Food, cocoa, and timber processing plants lead a list of industries that include an oil refinery, textiles, vehicles, cement, paper, chemicals, soap, beverages, and shoes. As part of its chemicals industry, Ghana produces rubber, aluminum, and pharmaceuticals. Much of Ghana's industrial base was nationalized over the years. Encouraged by the IMF, however, Ghana has largely ended its parastatal era. Between 1991 and 1999, more than two-thirds of the 300 public sector companies were divested, and the government decided to speed up privatization by contracting private consultants to manage the process.
In 2000, industry annually accounted for about 25% of GDP. Recent industrial activity has included a reopened glass factory, a new palm oil mill, a locally supplied cement plant, and facilities for milling rice, distilling citronella, and producing alcohol. Industry in Ghana is now oriented towards the fabrication of value-added semi-manufactured and finished products rather than just primary commodities for export—items such as furniture, jewelry, beer bottles, aluminum cooking utensils, fruit juice, and chocolate bars. The Tema industrial estate includes the Tema Food Complex, comprised of a fish cannery, flour and feed mills, a tin-can factory, and other facilities.
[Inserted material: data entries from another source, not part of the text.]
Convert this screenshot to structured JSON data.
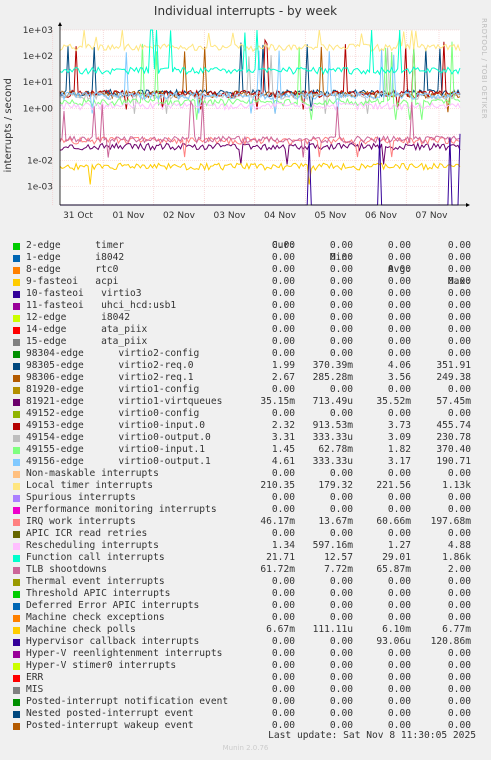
{
  "title": "Individual interrupts - by week",
  "side_label": "RRDTOOL / TOBI OETIKER",
  "footer": "Munin 2.0.76",
  "last_update": "Last update: Sat Nov  8 11:30:05 2025",
  "legend_headers": [
    "Cur:",
    "Min:",
    "Avg:",
    "Max:"
  ],
  "chart_data": {
    "type": "line",
    "ylabel": "interrupts / second",
    "yscale": "log",
    "ylim": [
      0.0002,
      1000
    ],
    "y_ticks": [
      {
        "v": 1000,
        "label": "1e+03"
      },
      {
        "v": 100,
        "label": "1e+02"
      },
      {
        "v": 10,
        "label": "1e+01"
      },
      {
        "v": 1,
        "label": "1e+00"
      },
      {
        "v": 0.01,
        "label": "1e-02"
      },
      {
        "v": 0.001,
        "label": "1e-03"
      }
    ],
    "x_ticks": [
      "31 Oct",
      "01 Nov",
      "02 Nov",
      "03 Nov",
      "04 Nov",
      "05 Nov",
      "06 Nov",
      "07 Nov"
    ],
    "series": [
      {
        "name": "2-edge      timer",
        "color": "#00cc00",
        "cur": "0.00",
        "min": "0.00",
        "avg": "0.00",
        "max": "0.00"
      },
      {
        "name": "1-edge      i8042",
        "color": "#0066b3",
        "cur": "0.00",
        "min": "0.00",
        "avg": "0.00",
        "max": "0.00"
      },
      {
        "name": "8-edge      rtc0",
        "color": "#ff8000",
        "cur": "0.00",
        "min": "0.00",
        "avg": "0.00",
        "max": "0.00"
      },
      {
        "name": "9-fasteoi   acpi",
        "color": "#ffcc00",
        "cur": "0.00",
        "min": "0.00",
        "avg": "0.00",
        "max": "0.00"
      },
      {
        "name": "10-fasteoi   virtio3",
        "color": "#330099",
        "cur": "0.00",
        "min": "0.00",
        "avg": "0.00",
        "max": "0.00"
      },
      {
        "name": "11-fasteoi   uhci_hcd:usb1",
        "color": "#990099",
        "cur": "0.00",
        "min": "0.00",
        "avg": "0.00",
        "max": "0.00"
      },
      {
        "name": "12-edge      i8042",
        "color": "#ccff00",
        "cur": "0.00",
        "min": "0.00",
        "avg": "0.00",
        "max": "0.00"
      },
      {
        "name": "14-edge      ata_piix",
        "color": "#ff0000",
        "cur": "0.00",
        "min": "0.00",
        "avg": "0.00",
        "max": "0.00"
      },
      {
        "name": "15-edge      ata_piix",
        "color": "#808080",
        "cur": "0.00",
        "min": "0.00",
        "avg": "0.00",
        "max": "0.00"
      },
      {
        "name": "98304-edge      virtio2-config",
        "color": "#008f00",
        "cur": "0.00",
        "min": "0.00",
        "avg": "0.00",
        "max": "0.00"
      },
      {
        "name": "98305-edge      virtio2-req.0",
        "color": "#00487d",
        "cur": "1.99",
        "min": "370.39m",
        "avg": "4.06",
        "max": "351.91"
      },
      {
        "name": "98306-edge      virtio2-req.1",
        "color": "#b35a00",
        "cur": "2.67",
        "min": "285.28m",
        "avg": "3.56",
        "max": "249.38"
      },
      {
        "name": "81920-edge      virtio1-config",
        "color": "#b38f00",
        "cur": "0.00",
        "min": "0.00",
        "avg": "0.00",
        "max": "0.00"
      },
      {
        "name": "81921-edge      virtio1-virtqueues",
        "color": "#6b006b",
        "cur": "35.15m",
        "min": "713.49u",
        "avg": "35.52m",
        "max": "57.45m"
      },
      {
        "name": "49152-edge      virtio0-config",
        "color": "#8fb300",
        "cur": "0.00",
        "min": "0.00",
        "avg": "0.00",
        "max": "0.00"
      },
      {
        "name": "49153-edge      virtio0-input.0",
        "color": "#b30000",
        "cur": "2.32",
        "min": "913.53m",
        "avg": "3.73",
        "max": "455.74"
      },
      {
        "name": "49154-edge      virtio0-output.0",
        "color": "#bebebe",
        "cur": "3.31",
        "min": "333.33u",
        "avg": "3.09",
        "max": "230.78"
      },
      {
        "name": "49155-edge      virtio0-input.1",
        "color": "#80ff80",
        "cur": "1.45",
        "min": "62.78m",
        "avg": "1.82",
        "max": "370.40"
      },
      {
        "name": "49156-edge      virtio0-output.1",
        "color": "#80c9ff",
        "cur": "4.61",
        "min": "333.33u",
        "avg": "3.17",
        "max": "190.71"
      },
      {
        "name": "Non-maskable interrupts",
        "color": "#ffc080",
        "cur": "0.00",
        "min": "0.00",
        "avg": "0.00",
        "max": "0.00"
      },
      {
        "name": "Local timer interrupts",
        "color": "#ffe680",
        "cur": "210.35",
        "min": "179.32",
        "avg": "221.56",
        "max": "1.13k"
      },
      {
        "name": "Spurious interrupts",
        "color": "#aa80ff",
        "cur": "0.00",
        "min": "0.00",
        "avg": "0.00",
        "max": "0.00"
      },
      {
        "name": "Performance monitoring interrupts",
        "color": "#ee00cc",
        "cur": "0.00",
        "min": "0.00",
        "avg": "0.00",
        "max": "0.00"
      },
      {
        "name": "IRQ work interrupts",
        "color": "#ff8080",
        "cur": "46.17m",
        "min": "13.67m",
        "avg": "60.66m",
        "max": "197.68m"
      },
      {
        "name": "APIC ICR read retries",
        "color": "#666600",
        "cur": "0.00",
        "min": "0.00",
        "avg": "0.00",
        "max": "0.00"
      },
      {
        "name": "Rescheduling interrupts",
        "color": "#ffbfff",
        "cur": "1.34",
        "min": "597.16m",
        "avg": "1.27",
        "max": "4.88"
      },
      {
        "name": "Function call interrupts",
        "color": "#00ffcc",
        "cur": "21.71",
        "min": "12.57",
        "avg": "29.01",
        "max": "1.86k"
      },
      {
        "name": "TLB shootdowns",
        "color": "#cc6699",
        "cur": "61.72m",
        "min": "7.72m",
        "avg": "65.87m",
        "max": "2.00"
      },
      {
        "name": "Thermal event interrupts",
        "color": "#999900",
        "cur": "0.00",
        "min": "0.00",
        "avg": "0.00",
        "max": "0.00"
      },
      {
        "name": "Threshold APIC interrupts",
        "color": "#00cc00",
        "cur": "0.00",
        "min": "0.00",
        "avg": "0.00",
        "max": "0.00"
      },
      {
        "name": "Deferred Error APIC interrupts",
        "color": "#0066b3",
        "cur": "0.00",
        "min": "0.00",
        "avg": "0.00",
        "max": "0.00"
      },
      {
        "name": "Machine check exceptions",
        "color": "#ff8000",
        "cur": "0.00",
        "min": "0.00",
        "avg": "0.00",
        "max": "0.00"
      },
      {
        "name": "Machine check polls",
        "color": "#ffcc00",
        "cur": "6.67m",
        "min": "111.11u",
        "avg": "6.10m",
        "max": "6.77m"
      },
      {
        "name": "Hypervisor callback interrupts",
        "color": "#330099",
        "cur": "0.00",
        "min": "0.00",
        "avg": "93.06u",
        "max": "120.86m"
      },
      {
        "name": "Hyper-V reenlightenment interrupts",
        "color": "#990099",
        "cur": "0.00",
        "min": "0.00",
        "avg": "0.00",
        "max": "0.00"
      },
      {
        "name": "Hyper-V stimer0 interrupts",
        "color": "#ccff00",
        "cur": "0.00",
        "min": "0.00",
        "avg": "0.00",
        "max": "0.00"
      },
      {
        "name": "ERR",
        "color": "#ff0000",
        "cur": "0.00",
        "min": "0.00",
        "avg": "0.00",
        "max": "0.00"
      },
      {
        "name": "MIS",
        "color": "#808080",
        "cur": "0.00",
        "min": "0.00",
        "avg": "0.00",
        "max": "0.00"
      },
      {
        "name": "Posted-interrupt notification event",
        "color": "#008f00",
        "cur": "0.00",
        "min": "0.00",
        "avg": "0.00",
        "max": "0.00"
      },
      {
        "name": "Nested posted-interrupt event",
        "color": "#00487d",
        "cur": "0.00",
        "min": "0.00",
        "avg": "0.00",
        "max": "0.00"
      },
      {
        "name": "Posted-interrupt wakeup event",
        "color": "#b35a00",
        "cur": "0.00",
        "min": "0.00",
        "avg": "0.00",
        "max": "0.00"
      }
    ]
  }
}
The aluminum smelter at Tema is owned by Kaiser Aluminum and is one of Ghana's largest manufacturing enterprises.
The construction industry in 2002 included projects geared toward the building of roads, bridges, coastal works, and residential housing.
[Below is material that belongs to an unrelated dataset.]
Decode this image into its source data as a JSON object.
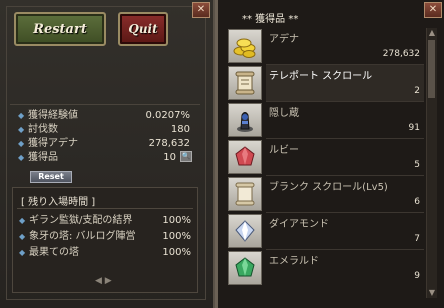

Ghana produces no oil or natural gas, but it has an oil refinery with a capacity of 45,000 barrels per day. The Tema refinery operates on crude oil imported from Nigeria. Ghana has natural gas reserves of 24 billion cubic meters. The 600 km (373 mi) West African Gas Pipeline was due to be completed in 2003, with a supply point in Tema. The pipeline is to have an estimated capacity of 400 cubic feet a day.